__How to complete this task__
The word "into" may appear in lines of the data below. Say how many lines hold it, giving only the number.

__Raw data__
>>>

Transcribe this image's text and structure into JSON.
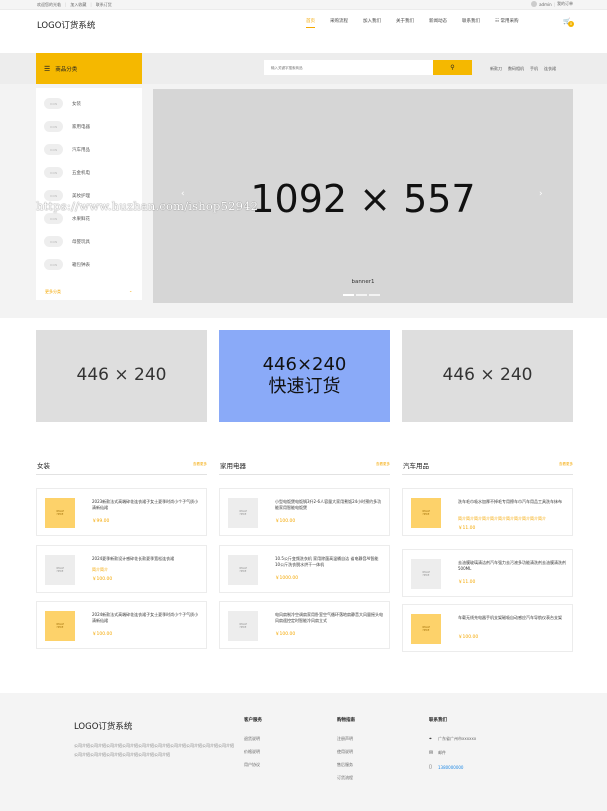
{
  "topbar": {
    "welcome": "欢迎您的光临",
    "join": "加入收藏",
    "contact": "联系订货",
    "username": "admin",
    "my_orders": "我的订单"
  },
  "header": {
    "logo": "LOGO订货系统",
    "nav": [
      "首页",
      "采购流程",
      "加入我们",
      "关于我们",
      "新闻动态",
      "联系我们",
      "常用采购"
    ],
    "cart_count": "0"
  },
  "category_bar": {
    "title": "商品分类",
    "search_placeholder": "输入关键字搜索商品",
    "hot_words": [
      "新款刀",
      "数码相机",
      "手机",
      "连衣裙"
    ]
  },
  "side_menu": {
    "icon_text": "ICON",
    "items": [
      "女装",
      "家用电器",
      "汽车用品",
      "五金机电",
      "美妆护理",
      "水果鲜花",
      "母婴玩具",
      "箱包钟表"
    ],
    "more": "更多分类"
  },
  "banner": {
    "size_text": "1092 × 557",
    "caption": "banner1",
    "watermark": "https://www.huzhan.com/ishop52942"
  },
  "promos": [
    {
      "line1": "446 × 240",
      "line2": ""
    },
    {
      "line1": "446×240",
      "line2": "快速订货"
    },
    {
      "line1": "446 × 240",
      "line2": ""
    }
  ],
  "sections": [
    {
      "title": "女装",
      "more": "查看更多",
      "products": [
        {
          "name": "2023新款法式高端碎花连衣裙子女士夏季时尚小个子气质小清新仙裙",
          "desc": "",
          "price": "￥99.00",
          "img": "yellow"
        },
        {
          "name": "2024夏季新款设计感碎花长款夏季宽松连衣裙",
          "desc": "简介简介",
          "price": "￥100.00",
          "img": "gray"
        },
        {
          "name": "2024新款法式高端碎花连衣裙子女士夏季时尚小个子气质小清新仙裙",
          "desc": "",
          "price": "￥100.00",
          "img": "yellow"
        }
      ]
    },
    {
      "title": "家用电器",
      "more": "查看更多",
      "products": [
        {
          "name": "小型电饭煲电饭锅3升2-6人容量大家用煮饭24小时预约多功能家用智能电饭煲",
          "desc": "",
          "price": "￥100.00",
          "img": "gray"
        },
        {
          "name": "10.5公斤变频洗衣机 家用除菌高温桶自洁 省电静音AI智能 10公斤洗衣脱水烘干一体机",
          "desc": "",
          "price": "￥1000.00",
          "img": "gray"
        },
        {
          "name": "电风扇制冷空调扇家用卧室空气循环落地扇静音大风量摇头电风扇遥控定时智能冷风扇立式",
          "desc": "",
          "price": "￥100.00",
          "img": "gray"
        }
      ]
    },
    {
      "title": "汽车用品",
      "more": "查看更多",
      "products": [
        {
          "name": "洗车毛巾吸水加厚不掉毛专用擦车巾汽车用品工具洗车抹布",
          "desc": "简介简介简介简介简介简介简介简介简介简介简介",
          "price": "￥11.00",
          "img": "yellow"
        },
        {
          "name": "去油膜玻璃清洁剂汽车强力去污液多功能清洗剂去油膜清洗剂500ML",
          "desc": "",
          "price": "￥11.00",
          "img": "gray"
        },
        {
          "name": "车载无线充电器手机支架磁吸自动感应汽车导航仪表台支架",
          "desc": "",
          "price": "￥100.00",
          "img": "yellow"
        }
      ]
    }
  ],
  "footer": {
    "logo": "LOGO订货系统",
    "company": "公司介绍公司介绍公司介绍公司介绍公司介绍公司介绍公司介绍公司介绍公司介绍公司介绍公司介绍公司介绍公司介绍公司介绍公司介绍公司介绍",
    "columns": [
      {
        "title": "客户服务",
        "links": [
          "退货说明",
          "价格说明",
          "用户协议"
        ]
      },
      {
        "title": "购物指南",
        "links": [
          "注册声明",
          "使用说明",
          "售后服务",
          "订货流程"
        ]
      }
    ],
    "contact_title": "联系我们",
    "address": "广东省广州市xxxxxx",
    "email": "邮件",
    "phone": "1380000000"
  }
}
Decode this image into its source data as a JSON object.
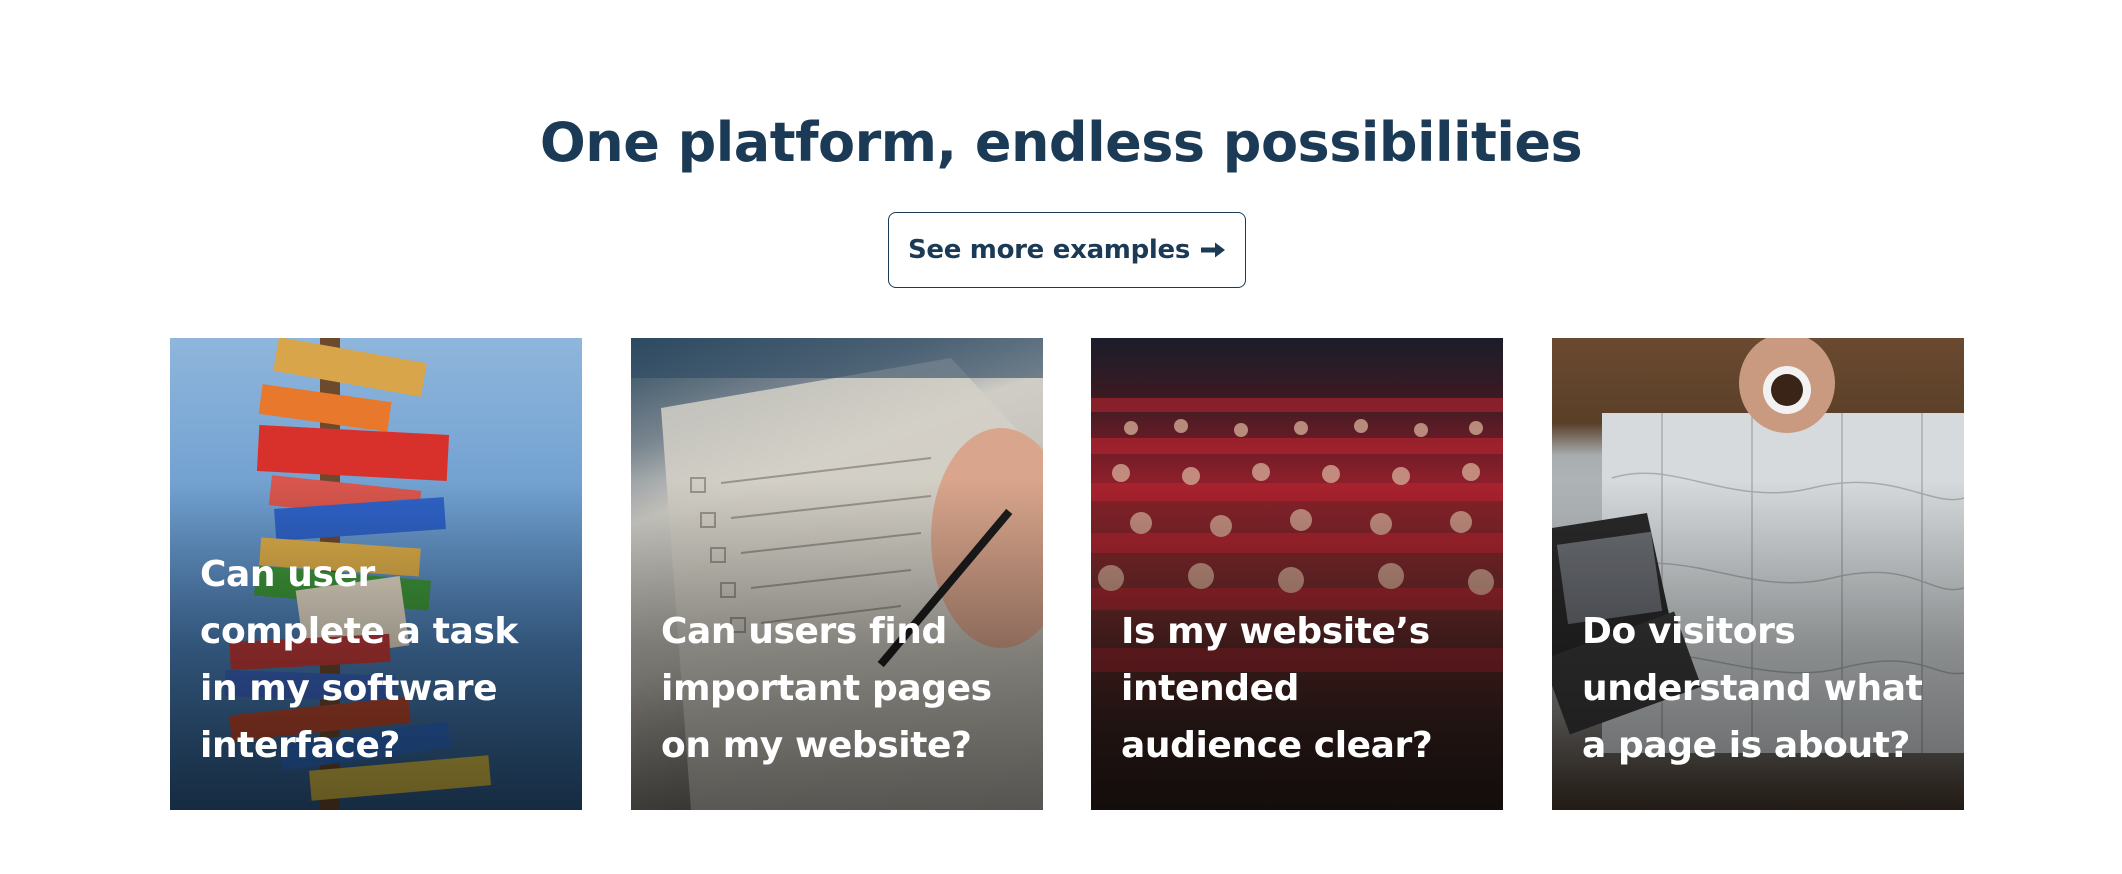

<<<

__Final answer__
2